**Problem requirements**: Determine how many lines of the entries include the word "accent", and report that number with no further text.

[Records supplied Boundary: Start]

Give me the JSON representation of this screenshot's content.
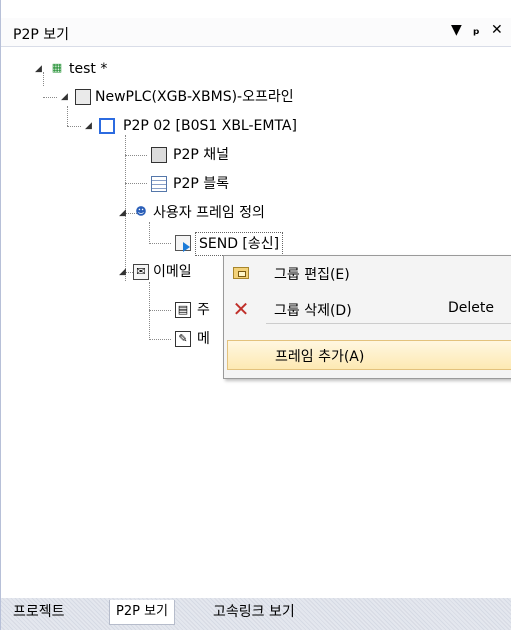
{
  "panel": {
    "title": "P2P 보기",
    "buttons": {
      "dropdown": "▼",
      "pin": "ꟷ",
      "close": "✕"
    }
  },
  "tree": {
    "project": "test *",
    "plc": "NewPLC(XGB-XBMS)-오프라인",
    "p2p": "P2P 02 [B0S1 XBL-EMTA]",
    "channel": "P2P 채널",
    "block": "P2P 블록",
    "user_frame": "사용자 프레임 정의",
    "send": "SEND [송신]",
    "email_partial": "이메일",
    "address_partial": "주",
    "message_partial": "메"
  },
  "context_menu": {
    "items": [
      {
        "label": "그룹 편집(E)",
        "shortcut": "",
        "icon": "folder-icon"
      },
      {
        "label": "그룹 삭제(D)",
        "shortcut": "Delete",
        "icon": "delete-x-icon"
      },
      {
        "label": "프레임 추가(A)",
        "shortcut": "",
        "icon": ""
      }
    ]
  },
  "tabs": [
    {
      "label": "프로젝트"
    },
    {
      "label": "P2P 보기"
    },
    {
      "label": "고속링크 보기"
    }
  ]
}
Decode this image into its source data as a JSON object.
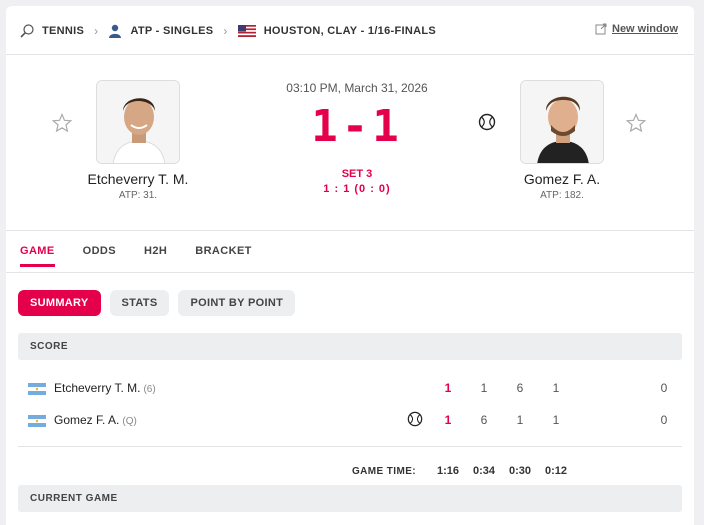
{
  "breadcrumb": {
    "sport": "TENNIS",
    "category": "ATP - SINGLES",
    "tournament": "HOUSTON, CLAY - 1/16-FINALS"
  },
  "new_window_label": "New window",
  "match": {
    "datetime": "03:10 PM, March 31, 2026",
    "score": "1-1",
    "set_label": "SET 3",
    "set_score": "1 : 1 (0 : 0)"
  },
  "players": {
    "home": {
      "name": "Etcheverry T. M.",
      "rank": "ATP: 31.",
      "seed": "(6)",
      "flag": "argentina"
    },
    "away": {
      "name": "Gomez F. A.",
      "rank": "ATP: 182.",
      "seed": "(Q)",
      "flag": "argentina",
      "serving": true
    }
  },
  "tabs": [
    "GAME",
    "ODDS",
    "H2H",
    "BRACKET"
  ],
  "subtabs": [
    "SUMMARY",
    "STATS",
    "POINT BY POINT"
  ],
  "score_section_label": "SCORE",
  "score_table": {
    "home": [
      "1",
      "1",
      "6",
      "1",
      "0"
    ],
    "away": [
      "1",
      "6",
      "1",
      "1",
      "0"
    ]
  },
  "game_time_label": "GAME TIME:",
  "game_times": [
    "1:16",
    "0:34",
    "0:30",
    "0:12"
  ],
  "current_game_label": "CURRENT GAME",
  "colors": {
    "accent": "#e5004b",
    "pill_bg": "#eceef0"
  }
}
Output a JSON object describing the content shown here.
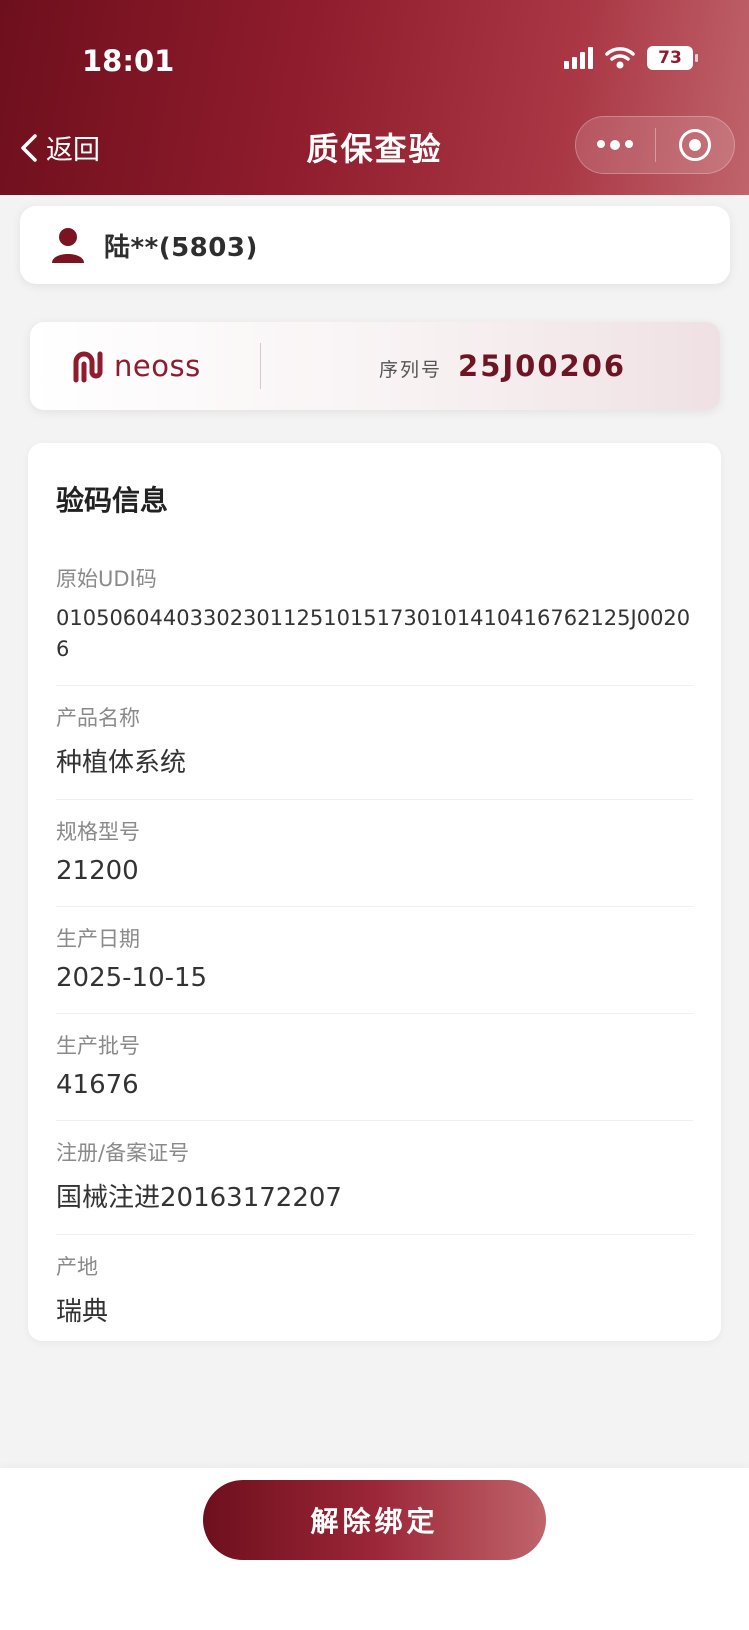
{
  "status_bar": {
    "time": "18:01",
    "battery": "73"
  },
  "nav": {
    "back_label": "返回",
    "title": "质保查验"
  },
  "user": {
    "name": "陆**(5803)"
  },
  "product_header": {
    "brand": "neoss",
    "serial_label": "序列号",
    "serial_value": "25J00206"
  },
  "info": {
    "title": "验码信息",
    "fields": [
      {
        "label": "原始UDI码",
        "value": "01050604403302301125101517301014104167621​25J00206"
      },
      {
        "label": "产品名称",
        "value": "种植体系统"
      },
      {
        "label": "规格型号",
        "value": "21200"
      },
      {
        "label": "生产日期",
        "value": "2025-10-15"
      },
      {
        "label": "生产批号",
        "value": "41676"
      },
      {
        "label": "注册/备案证号",
        "value": "国械注进20163172207"
      },
      {
        "label": "产地",
        "value": "瑞典"
      }
    ]
  },
  "actions": {
    "unbind_label": "解除绑定"
  },
  "colors": {
    "brand": "#8f1c2c",
    "brand_dark": "#6e0f1d"
  }
}
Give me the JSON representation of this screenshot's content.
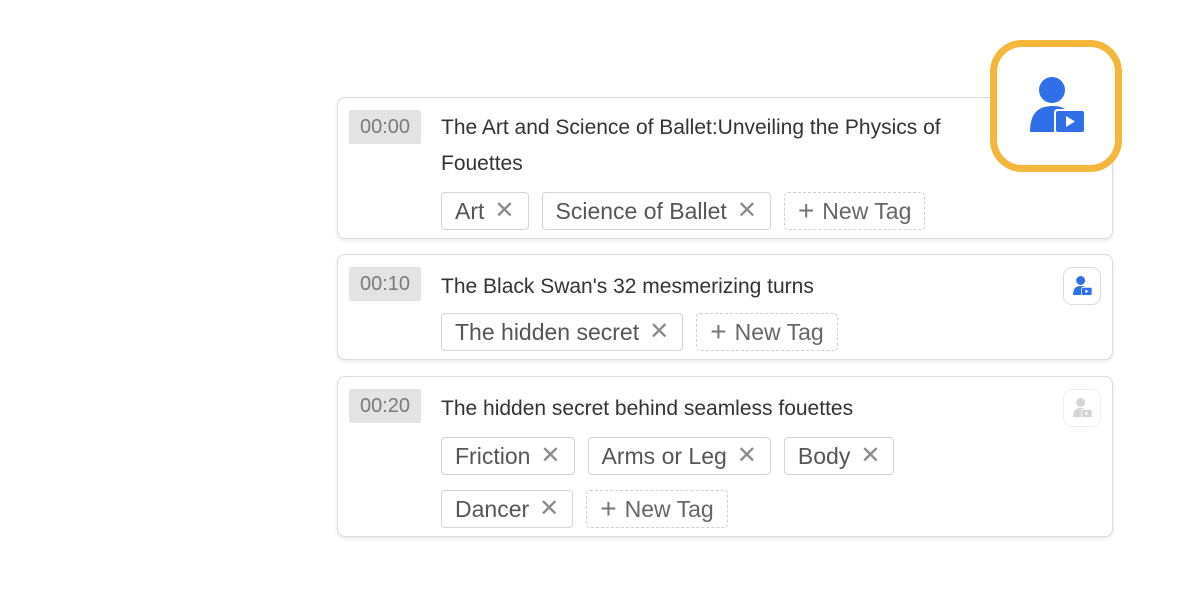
{
  "colors": {
    "accent": "#2f6fe8",
    "highlight": "#f5b73b",
    "disabled_icon": "#d4d4d4"
  },
  "new_tag_label": "New Tag",
  "remove_glyph": "✕",
  "plus_glyph": "+",
  "highlighted_action": {
    "icon": "person-video-icon"
  },
  "segments": [
    {
      "time": "00:00",
      "title": "The Art and Science of Ballet:Unveiling the Physics of Fouettes",
      "tags": [
        "Art",
        "Science of Ballet"
      ],
      "action_icon": "person-video-icon",
      "action_state": "highlighted"
    },
    {
      "time": "00:10",
      "title": "The Black Swan's 32 mesmerizing turns",
      "tags": [
        "The hidden secret"
      ],
      "action_icon": "person-video-icon",
      "action_state": "active"
    },
    {
      "time": "00:20",
      "title": "The hidden secret behind seamless fouettes",
      "tags": [
        "Friction",
        "Arms or Leg",
        "Body",
        "Dancer"
      ],
      "action_icon": "person-video-icon",
      "action_state": "disabled"
    }
  ]
}
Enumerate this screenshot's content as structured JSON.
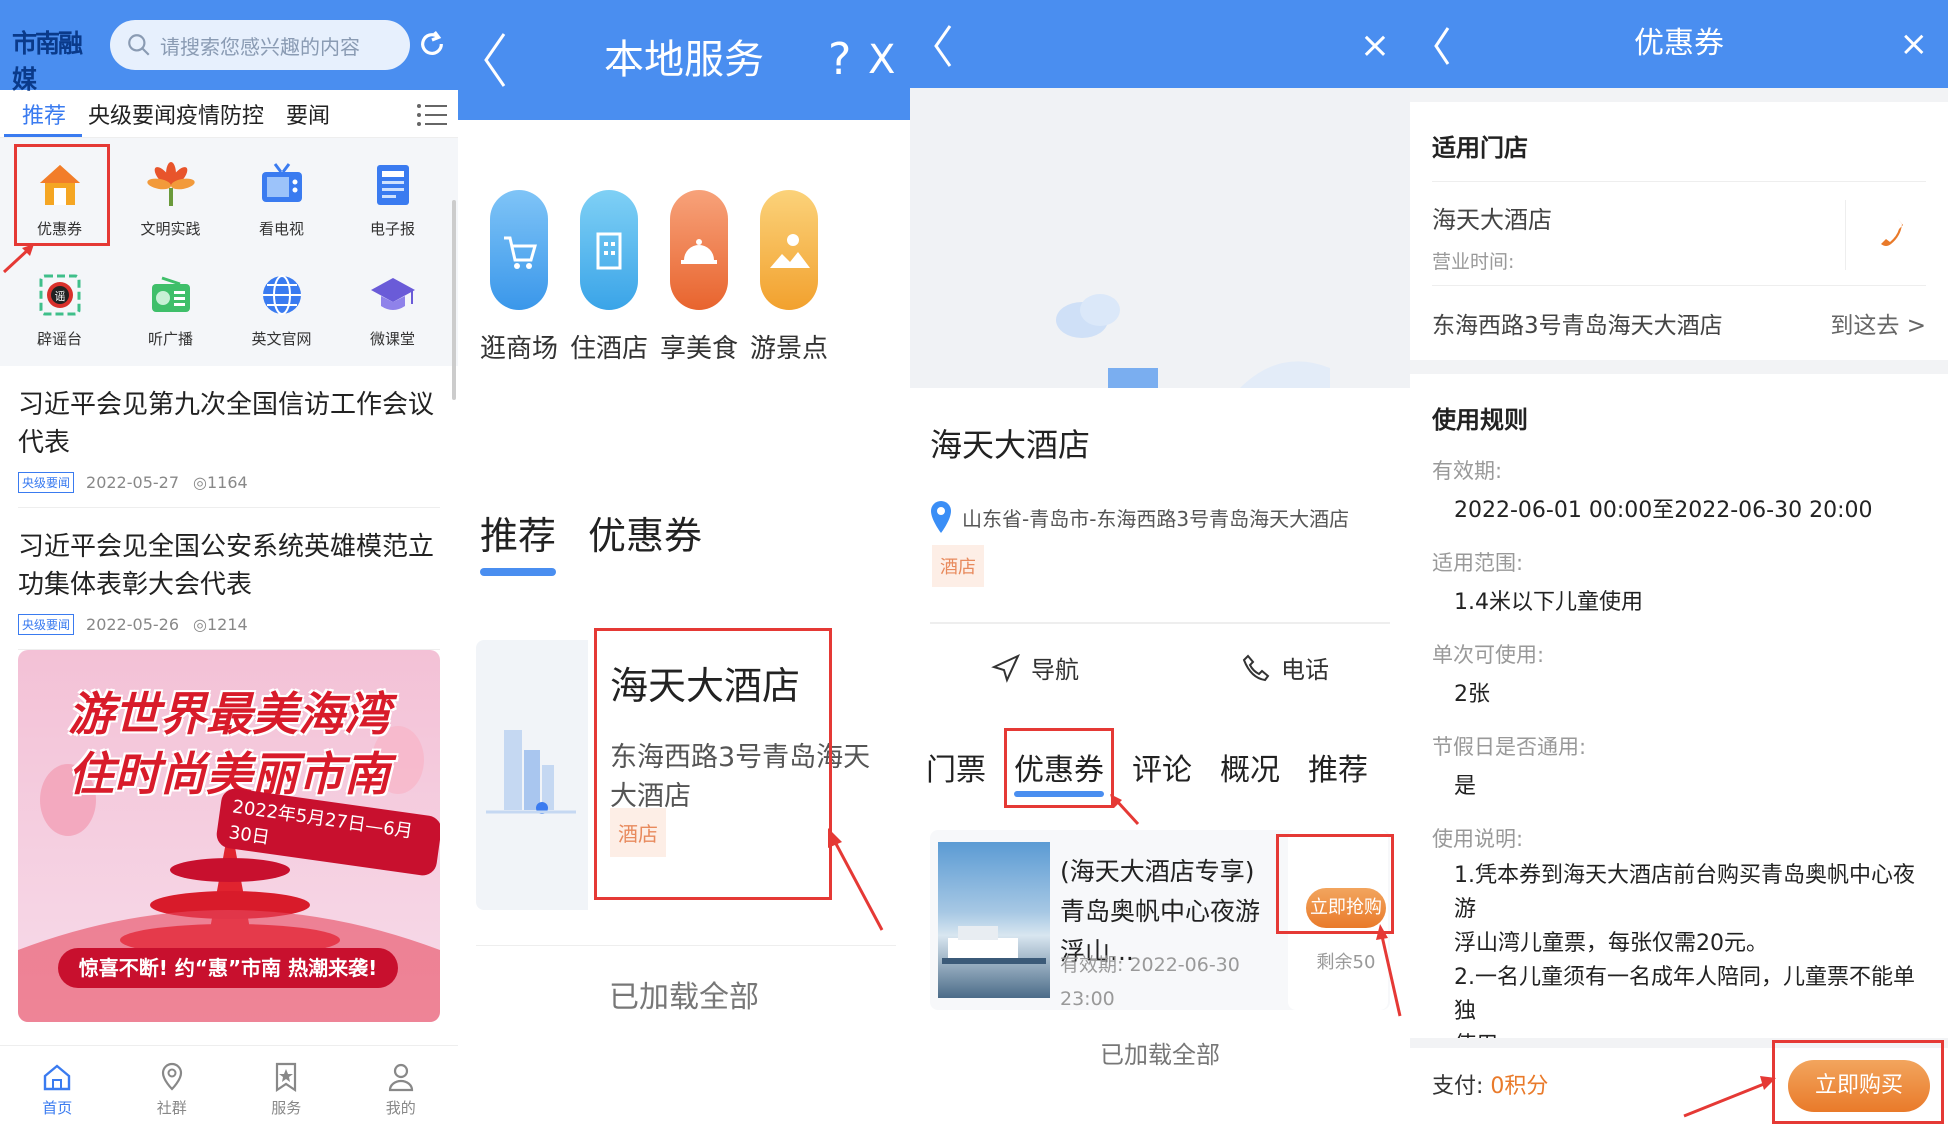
{
  "p1": {
    "logo": "市南融媒",
    "search_placeholder": "请搜索您感兴趣的内容",
    "tabs": [
      "推荐",
      "央级要闻",
      "疫情防控",
      "要闻"
    ],
    "grid": [
      {
        "label": "优惠券",
        "icon": "house-icon"
      },
      {
        "label": "文明实践",
        "icon": "flower-icon"
      },
      {
        "label": "看电视",
        "icon": "tv-icon"
      },
      {
        "label": "电子报",
        "icon": "newspaper-icon"
      },
      {
        "label": "辟谣台",
        "icon": "rumor-icon"
      },
      {
        "label": "听广播",
        "icon": "radio-icon"
      },
      {
        "label": "英文官网",
        "icon": "globe-icon"
      },
      {
        "label": "微课堂",
        "icon": "graduation-cap-icon"
      }
    ],
    "news": [
      {
        "title": "习近平会见第九次全国信访工作会议代表",
        "badge": "央级要闻",
        "date": "2022-05-27",
        "views": "1164"
      },
      {
        "title": "习近平会见全国公安系统英雄模范立功集体表彰大会代表",
        "badge": "央级要闻",
        "date": "2022-05-26",
        "views": "1214"
      }
    ],
    "banner": {
      "line1": "游世界最美海湾",
      "line2": "住时尚美丽市南",
      "date": "2022年5月27日—6月30日",
      "bottom": "惊喜不断! 约“惠”市南 热潮来袭!"
    },
    "nav": [
      "首页",
      "社群",
      "服务",
      "我的"
    ]
  },
  "p2": {
    "title": "本地服务",
    "help": "?",
    "close": "X",
    "categories": [
      "逛商场",
      "住酒店",
      "享美食",
      "游景点"
    ],
    "subtabs": [
      "推荐",
      "优惠券"
    ],
    "card": {
      "name": "海天大酒店",
      "address": "东海西路3号青岛海天大酒店",
      "tag": "酒店"
    },
    "loaded": "已加载全部"
  },
  "p3": {
    "close": "×",
    "name": "海天大酒店",
    "location": "山东省-青岛市-东海西路3号青岛海天大酒店",
    "tag": "酒店",
    "actions": [
      "导航",
      "电话"
    ],
    "tabs": [
      "门票",
      "优惠券",
      "评论",
      "概况",
      "推荐"
    ],
    "coupon": {
      "title": "(海天大酒店专享) 青岛奥帆中心夜游浮山...",
      "validity_line1": "有效期: 2022-06-30",
      "validity_line2": "23:00",
      "grab": "立即抢购",
      "remain": "剩余50"
    },
    "loaded": "已加载全部"
  },
  "p4": {
    "title": "优惠券",
    "close": "×",
    "store_section": "适用门店",
    "store_name": "海天大酒店",
    "hours_label": "营业时间:",
    "address": "东海西路3号青岛海天大酒店",
    "go": "到这去 >",
    "rules_section": "使用规则",
    "validity_label": "有效期:",
    "validity_value": "2022-06-01 00:00至2022-06-30 20:00",
    "scope_label": "适用范围:",
    "scope_value": "1.4米以下儿童使用",
    "per_use_label": "单次可使用:",
    "per_use_value": "2张",
    "holiday_label": "节假日是否通用:",
    "holiday_value": "是",
    "desc_label": "使用说明:",
    "desc_lines": [
      "1.凭本券到海天大酒店前台购买青岛奥帆中心夜游",
      "浮山湾儿童票，每张仅需20元。",
      "2.一名儿童须有一名成年人陪同，儿童票不能单独",
      "使用。"
    ],
    "pay_label": "支付: ",
    "pay_points": "0积分",
    "buy": "立即购买"
  },
  "colors": {
    "primary": "#4a8ef0",
    "highlight": "#e53935",
    "accent": "#e97a2a"
  }
}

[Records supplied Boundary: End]

**Exercise answer**: 3